- Don’t Run Exhaust Fans Any Longer Than Necessary – If you run kitchen or bathroom fans, make sure to turn them off as soon as possible. Not only do they remove steam and odors, they take the heat with it.
- Don’t Waste Heat That You Created – Take advantage of any residual heat you create inside the house from everyday activities like cooking or showering. Don’t keep heat trapped inside the appliance or the room. Open the doors and let that extra heat (and moisture) spread throughout the rest of your house.
- Outlets Let Air Out – Most homeowners never think about their electrical outlets and switches on the walls. Almost all of these have small gaps around them that allow air to escape. Filling those gaps with caulk or expandable foam sealant will keep the air inside. You can also purchase foam gaskets over the outlet or switch before you replace the cover to further insulate it. Those outlets and switches will be there forever and this small improvement will help save energy year round.

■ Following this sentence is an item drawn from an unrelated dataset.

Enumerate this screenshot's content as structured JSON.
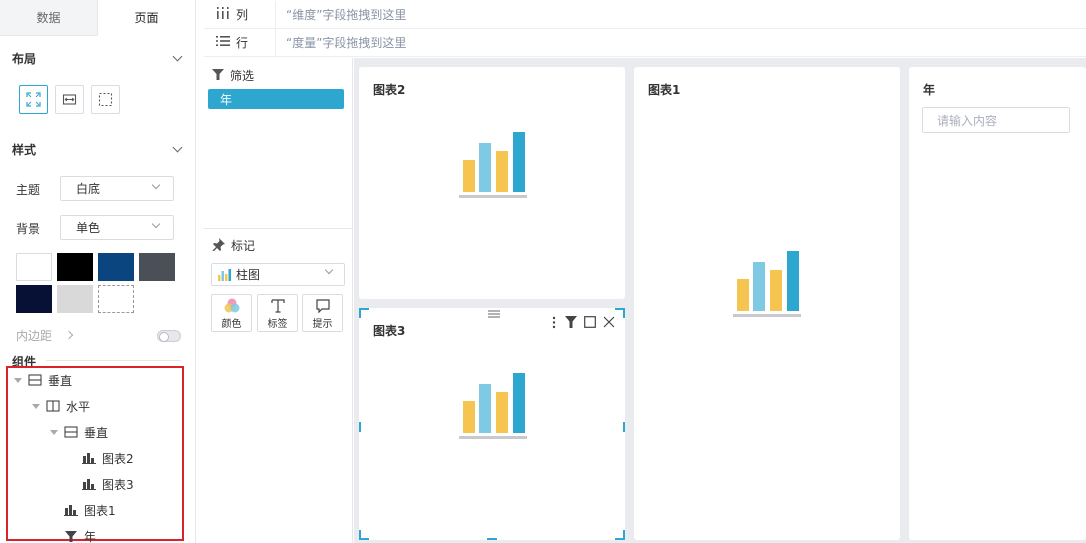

- Pipes, Gas, and Electrical Lines – Just like electrical outlets, areas on exterior walls where plumbing pipes, gas pipes or electrical lines enter your home also have gaps around them where warm air escapes. Use expanding foam to fill these holes. Bonus: This will keep mice and bugs out too!
- Seal and Insulate the Attic Door – This is one place that is often overlooked even if the attic has been professionally insulated. Warm air rises and will easily escape into the attic through an attic door that is not insulated. Check your door and make sure it forms a good seal when it is closed and add weather stripping if it doesn’t. Attach fiberglass insulation to the back of the door to close this large thermal gap.
- Seal Your Ductwork – Have you ever walked your ducts to see if there are leaks, holes or poor connections? Most homeowners haven’t. A typical home can lose 20 – 30% of the air in the system to these leaks when heated air escapes into unheated areas like the basement. Seal any leaks with metal tape. (Don’t use duct tape as, despite its name, it is not the best tape for this job.)
- Consider a Furnace Tune-Up – A tune-up is a great idea. Not only will it protect your family from carbon monoxide leaks, but it will ensure your furnace is running at peak efficiency saving you money on heating bills.